About this task. Can you restate the records below word for word?

Supplied material.
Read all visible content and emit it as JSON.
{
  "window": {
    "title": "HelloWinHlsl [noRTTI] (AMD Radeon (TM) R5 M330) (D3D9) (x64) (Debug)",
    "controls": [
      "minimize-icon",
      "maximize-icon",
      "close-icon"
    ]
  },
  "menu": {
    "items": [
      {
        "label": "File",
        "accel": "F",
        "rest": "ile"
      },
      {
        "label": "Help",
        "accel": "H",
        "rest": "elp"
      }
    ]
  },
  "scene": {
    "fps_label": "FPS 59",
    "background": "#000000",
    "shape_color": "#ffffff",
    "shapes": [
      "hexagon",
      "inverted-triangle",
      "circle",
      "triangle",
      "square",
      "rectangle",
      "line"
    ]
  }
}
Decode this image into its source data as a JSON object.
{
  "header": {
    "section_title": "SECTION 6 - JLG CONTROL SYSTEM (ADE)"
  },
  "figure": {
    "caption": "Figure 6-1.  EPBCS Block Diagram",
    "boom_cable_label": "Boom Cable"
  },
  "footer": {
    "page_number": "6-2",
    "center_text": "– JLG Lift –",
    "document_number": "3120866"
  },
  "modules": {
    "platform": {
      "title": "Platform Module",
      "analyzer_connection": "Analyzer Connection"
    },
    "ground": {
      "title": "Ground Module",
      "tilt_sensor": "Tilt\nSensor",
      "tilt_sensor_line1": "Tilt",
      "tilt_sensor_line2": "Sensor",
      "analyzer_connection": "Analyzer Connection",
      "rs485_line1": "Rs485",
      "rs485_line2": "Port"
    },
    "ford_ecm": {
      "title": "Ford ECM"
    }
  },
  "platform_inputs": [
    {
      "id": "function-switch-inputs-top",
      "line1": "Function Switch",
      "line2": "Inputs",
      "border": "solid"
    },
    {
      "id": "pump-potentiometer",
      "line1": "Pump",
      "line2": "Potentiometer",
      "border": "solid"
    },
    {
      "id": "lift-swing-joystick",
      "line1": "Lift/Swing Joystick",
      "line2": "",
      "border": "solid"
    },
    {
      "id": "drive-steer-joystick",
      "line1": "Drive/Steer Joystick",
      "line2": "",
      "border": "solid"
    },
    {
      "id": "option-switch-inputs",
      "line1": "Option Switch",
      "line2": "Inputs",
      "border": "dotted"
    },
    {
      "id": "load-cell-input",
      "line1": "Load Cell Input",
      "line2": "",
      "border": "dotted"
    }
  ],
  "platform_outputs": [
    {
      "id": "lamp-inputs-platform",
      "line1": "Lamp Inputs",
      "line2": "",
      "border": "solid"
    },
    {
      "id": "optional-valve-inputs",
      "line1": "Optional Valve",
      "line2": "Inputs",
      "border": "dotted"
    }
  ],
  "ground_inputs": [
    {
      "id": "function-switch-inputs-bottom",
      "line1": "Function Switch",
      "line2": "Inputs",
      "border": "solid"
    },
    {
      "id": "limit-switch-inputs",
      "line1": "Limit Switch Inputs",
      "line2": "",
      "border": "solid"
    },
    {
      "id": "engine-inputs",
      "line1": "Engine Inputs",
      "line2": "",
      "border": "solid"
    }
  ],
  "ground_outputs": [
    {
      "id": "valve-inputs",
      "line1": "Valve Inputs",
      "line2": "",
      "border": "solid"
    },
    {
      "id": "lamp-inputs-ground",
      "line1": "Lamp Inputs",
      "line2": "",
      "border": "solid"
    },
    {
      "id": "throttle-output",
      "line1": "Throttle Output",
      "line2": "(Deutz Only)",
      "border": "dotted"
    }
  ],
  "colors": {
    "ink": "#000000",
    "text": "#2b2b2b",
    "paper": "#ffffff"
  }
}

Exercise result.
Read all visible content and emit it as JSON.
{
  "window": {
    "title": "HelloWinHlsl [noRTTI] (AMD Radeon (TM) R5 M330) (D3D9) (x64) (Debug)",
    "controls": [
      "minimize-icon",
      "maximize-icon",
      "close-icon"
    ]
  },
  "menu": {
    "items": [
      {
        "label": "File",
        "accel": "F",
        "rest": "ile"
      },
      {
        "label": "Help",
        "accel": "H",
        "rest": "elp"
      }
    ]
  },
  "scene": {
    "fps_label": "FPS 59",
    "background": "#000000",
    "shape_color": "#ffffff",
    "shapes": [
      "hexagon",
      "inverted-triangle",
      "circle",
      "triangle",
      "square",
      "rectangle",
      "line"
    ]
  }
}
Decode this image into its source data as a JSON object.
{
  "header": {
    "section_title": "SECTION 6 - JLG CONTROL SYSTEM (ADE)"
  },
  "figure": {
    "caption": "Figure 6-1.  EPBCS Block Diagram",
    "boom_cable_label": "Boom Cable"
  },
  "footer": {
    "page_number": "6-2",
    "center_text": "– JLG Lift –",
    "document_number": "3120866"
  },
  "modules": {
    "platform": {
      "title": "Platform Module",
      "analyzer_connection": "Analyzer Connection"
    },
    "ground": {
      "title": "Ground Module",
      "tilt_sensor": "Tilt\nSensor",
      "tilt_sensor_line1": "Tilt",
      "tilt_sensor_line2": "Sensor",
      "analyzer_connection": "Analyzer Connection",
      "rs485_line1": "Rs485",
      "rs485_line2": "Port"
    },
    "ford_ecm": {
      "title": "Ford ECM"
    }
  },
  "platform_inputs": [
    {
      "id": "function-switch-inputs-top",
      "line1": "Function Switch",
      "line2": "Inputs",
      "border": "solid"
    },
    {
      "id": "pump-potentiometer",
      "line1": "Pump",
      "line2": "Potentiometer",
      "border": "solid"
    },
    {
      "id": "lift-swing-joystick",
      "line1": "Lift/Swing Joystick",
      "line2": "",
      "border": "solid"
    },
    {
      "id": "drive-steer-joystick",
      "line1": "Drive/Steer Joystick",
      "line2": "",
      "border": "solid"
    },
    {
      "id": "option-switch-inputs",
      "line1": "Option Switch",
      "line2": "Inputs",
      "border": "dotted"
    },
    {
      "id": "load-cell-input",
      "line1": "Load Cell Input",
      "line2": "",
      "border": "dotted"
    }
  ],
  "platform_outputs": [
    {
      "id": "lamp-inputs-platform",
      "line1": "Lamp Inputs",
      "line2": "",
      "border": "solid"
    },
    {
      "id": "optional-valve-inputs",
      "line1": "Optional Valve",
      "line2": "Inputs",
      "border": "dotted"
    }
  ],
  "ground_inputs": [
    {
      "id": "function-switch-inputs-bottom",
      "line1": "Function Switch",
      "line2": "Inputs",
      "border": "solid"
    },
    {
      "id": "limit-switch-inputs",
      "line1": "Limit Switch Inputs",
      "line2": "",
      "border": "solid"
    },
    {
      "id": "engine-inputs",
      "line1": "Engine Inputs",
      "line2": "",
      "border": "solid"
    }
  ],
  "ground_outputs": [
    {
      "id": "valve-inputs",
      "line1": "Valve Inputs",
      "line2": "",
      "border": "solid"
    },
    {
      "id": "lamp-inputs-ground",
      "line1": "Lamp Inputs",
      "line2": "",
      "border": "solid"
    },
    {
      "id": "throttle-output",
      "line1": "Throttle Output",
      "line2": "(Deutz Only)",
      "border": "dotted"
    }
  ],
  "colors": {
    "ink": "#000000",
    "text": "#2b2b2b",
    "paper": "#ffffff"
  }
}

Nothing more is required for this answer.